January/February 2002 IBEW Journal

Of the 640 electricians in the United States under the J-1 program, between 350 and 400 are now working under collective bargaining agreements.

In November 2001, the IBEW unanimously won a National Labor Relations Board election to represent USA-IT workers in the Washington-Baltimore area. It is thought to be the first NLRB election in which skilled foreign workers in the United States on temporary visas have voted to join a union.

In other parts of the country, the IBEW continues to seek out and organize J-1 workers. Before his visa expired and he went home to Romania in December, Potoroaca traveled extensively as a temporary organizer, successfully helping convince hundreds of J-1 workers they would be better off with the IBEW.

Just like any other newly organized worker, all are tested, and most proved their skills at the journeyman wireman level. Many have backgrounds in electrical engineering.

One of Sandovals proudest moments as an organizer in Albuquerque was initiating 60 J-1 workers into Local 611.

But those are the success stories. Some of the employers so terrified the J-1 electricians, they chose to return home rather than challenge them. IBEW organizers have documented some of the bullying tactics that were employed to intimidate the J-1 workers.

I have a video of guys getting followed to work because they didnt want to lose them, said Local 26 organizer Joe Dabbs in Washington, D.C.

Potoroaca said when he quit working for the non-union contractor in Albuquerque, he was literally chased off the property.
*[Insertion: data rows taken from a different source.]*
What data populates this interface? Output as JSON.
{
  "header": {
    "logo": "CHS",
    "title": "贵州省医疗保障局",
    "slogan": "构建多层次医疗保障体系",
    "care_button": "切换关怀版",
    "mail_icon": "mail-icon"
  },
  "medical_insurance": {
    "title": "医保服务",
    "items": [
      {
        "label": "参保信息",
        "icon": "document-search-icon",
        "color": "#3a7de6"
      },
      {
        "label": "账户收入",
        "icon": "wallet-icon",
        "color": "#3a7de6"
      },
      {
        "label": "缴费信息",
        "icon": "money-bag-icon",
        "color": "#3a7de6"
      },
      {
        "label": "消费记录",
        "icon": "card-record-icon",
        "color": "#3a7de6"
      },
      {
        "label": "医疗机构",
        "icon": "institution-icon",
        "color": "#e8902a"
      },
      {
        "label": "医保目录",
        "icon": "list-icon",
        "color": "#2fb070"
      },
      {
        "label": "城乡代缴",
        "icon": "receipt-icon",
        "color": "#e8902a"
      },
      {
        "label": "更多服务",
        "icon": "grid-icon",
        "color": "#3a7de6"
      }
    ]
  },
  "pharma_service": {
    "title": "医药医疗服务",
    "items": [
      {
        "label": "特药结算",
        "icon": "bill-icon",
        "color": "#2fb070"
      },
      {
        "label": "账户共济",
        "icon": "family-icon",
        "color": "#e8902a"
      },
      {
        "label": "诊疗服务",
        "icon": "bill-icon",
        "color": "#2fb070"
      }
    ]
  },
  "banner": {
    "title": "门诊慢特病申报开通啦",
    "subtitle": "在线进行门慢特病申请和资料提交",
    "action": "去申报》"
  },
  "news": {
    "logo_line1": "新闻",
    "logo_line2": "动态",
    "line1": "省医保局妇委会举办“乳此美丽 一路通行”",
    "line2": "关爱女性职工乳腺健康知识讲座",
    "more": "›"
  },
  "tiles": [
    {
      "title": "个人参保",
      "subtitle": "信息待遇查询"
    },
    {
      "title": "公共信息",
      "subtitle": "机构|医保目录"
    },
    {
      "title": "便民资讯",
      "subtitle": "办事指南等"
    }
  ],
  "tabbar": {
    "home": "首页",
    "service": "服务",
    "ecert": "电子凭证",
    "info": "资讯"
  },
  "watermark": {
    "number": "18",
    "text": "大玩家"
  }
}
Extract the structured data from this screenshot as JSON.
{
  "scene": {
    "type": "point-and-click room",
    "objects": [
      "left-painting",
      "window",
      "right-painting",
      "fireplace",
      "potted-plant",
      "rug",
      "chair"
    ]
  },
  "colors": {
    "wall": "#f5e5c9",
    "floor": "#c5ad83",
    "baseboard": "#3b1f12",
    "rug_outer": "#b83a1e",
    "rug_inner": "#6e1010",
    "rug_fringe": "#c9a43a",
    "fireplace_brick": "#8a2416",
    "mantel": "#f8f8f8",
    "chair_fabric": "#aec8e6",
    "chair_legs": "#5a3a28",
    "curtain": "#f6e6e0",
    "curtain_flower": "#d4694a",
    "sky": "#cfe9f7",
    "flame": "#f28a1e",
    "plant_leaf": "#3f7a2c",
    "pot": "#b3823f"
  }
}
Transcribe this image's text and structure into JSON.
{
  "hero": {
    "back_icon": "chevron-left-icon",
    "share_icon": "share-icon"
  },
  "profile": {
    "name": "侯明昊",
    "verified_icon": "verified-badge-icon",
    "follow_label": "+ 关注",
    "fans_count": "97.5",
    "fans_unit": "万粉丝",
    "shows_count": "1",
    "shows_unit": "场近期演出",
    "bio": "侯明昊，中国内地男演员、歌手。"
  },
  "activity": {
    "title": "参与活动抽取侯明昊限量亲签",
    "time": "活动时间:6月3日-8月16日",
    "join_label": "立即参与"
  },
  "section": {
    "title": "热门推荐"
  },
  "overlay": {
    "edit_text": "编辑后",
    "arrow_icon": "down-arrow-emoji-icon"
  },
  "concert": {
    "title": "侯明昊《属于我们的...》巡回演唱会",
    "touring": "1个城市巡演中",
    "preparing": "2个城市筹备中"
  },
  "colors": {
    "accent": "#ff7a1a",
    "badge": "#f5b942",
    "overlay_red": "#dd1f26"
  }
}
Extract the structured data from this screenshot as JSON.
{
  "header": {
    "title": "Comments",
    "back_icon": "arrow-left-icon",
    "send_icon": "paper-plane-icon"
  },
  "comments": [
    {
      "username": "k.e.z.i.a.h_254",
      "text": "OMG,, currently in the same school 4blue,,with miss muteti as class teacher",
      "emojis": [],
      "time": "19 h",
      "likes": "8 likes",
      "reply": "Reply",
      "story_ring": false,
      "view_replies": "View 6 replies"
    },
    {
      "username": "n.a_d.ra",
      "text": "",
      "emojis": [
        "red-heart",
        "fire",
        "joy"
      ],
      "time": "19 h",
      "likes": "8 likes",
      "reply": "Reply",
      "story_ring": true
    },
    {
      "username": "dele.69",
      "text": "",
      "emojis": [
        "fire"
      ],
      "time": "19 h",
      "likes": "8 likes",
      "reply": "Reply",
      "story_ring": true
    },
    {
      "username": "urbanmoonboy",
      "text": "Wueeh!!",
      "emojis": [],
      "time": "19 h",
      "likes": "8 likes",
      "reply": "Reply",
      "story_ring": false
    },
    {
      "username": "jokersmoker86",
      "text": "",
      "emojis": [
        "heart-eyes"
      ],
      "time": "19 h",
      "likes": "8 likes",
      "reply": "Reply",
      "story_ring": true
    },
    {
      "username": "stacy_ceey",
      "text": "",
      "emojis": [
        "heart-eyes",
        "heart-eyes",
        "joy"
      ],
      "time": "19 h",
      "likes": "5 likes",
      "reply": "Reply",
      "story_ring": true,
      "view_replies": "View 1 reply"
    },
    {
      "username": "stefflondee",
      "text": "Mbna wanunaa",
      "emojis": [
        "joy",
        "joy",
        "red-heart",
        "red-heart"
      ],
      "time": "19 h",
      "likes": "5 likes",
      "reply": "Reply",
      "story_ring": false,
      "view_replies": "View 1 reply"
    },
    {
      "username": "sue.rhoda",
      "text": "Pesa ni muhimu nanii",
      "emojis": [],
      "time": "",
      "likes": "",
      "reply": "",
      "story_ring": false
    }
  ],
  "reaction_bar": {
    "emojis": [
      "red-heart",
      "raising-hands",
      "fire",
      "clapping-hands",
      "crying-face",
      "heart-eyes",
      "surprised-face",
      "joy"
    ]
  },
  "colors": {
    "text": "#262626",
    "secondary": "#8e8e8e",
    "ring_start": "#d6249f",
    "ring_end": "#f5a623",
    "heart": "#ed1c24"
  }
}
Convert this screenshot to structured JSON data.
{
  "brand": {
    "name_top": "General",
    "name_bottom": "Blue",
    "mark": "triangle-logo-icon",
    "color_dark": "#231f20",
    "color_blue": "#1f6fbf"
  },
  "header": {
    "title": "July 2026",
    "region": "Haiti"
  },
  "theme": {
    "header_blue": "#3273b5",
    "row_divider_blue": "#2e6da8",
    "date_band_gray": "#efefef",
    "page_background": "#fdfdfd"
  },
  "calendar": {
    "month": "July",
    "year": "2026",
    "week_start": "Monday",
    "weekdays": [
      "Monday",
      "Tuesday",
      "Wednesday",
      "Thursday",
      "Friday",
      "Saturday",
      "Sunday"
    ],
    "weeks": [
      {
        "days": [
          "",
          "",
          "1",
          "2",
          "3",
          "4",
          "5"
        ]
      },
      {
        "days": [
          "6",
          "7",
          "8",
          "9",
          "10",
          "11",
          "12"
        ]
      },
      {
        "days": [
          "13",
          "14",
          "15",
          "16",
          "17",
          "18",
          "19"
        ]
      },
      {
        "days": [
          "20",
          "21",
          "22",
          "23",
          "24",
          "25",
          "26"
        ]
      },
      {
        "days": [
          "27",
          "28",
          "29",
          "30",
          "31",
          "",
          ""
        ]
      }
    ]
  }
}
He drove straight to the Local 611 union hall because it was the only place he felt protected.


From Shadow to Light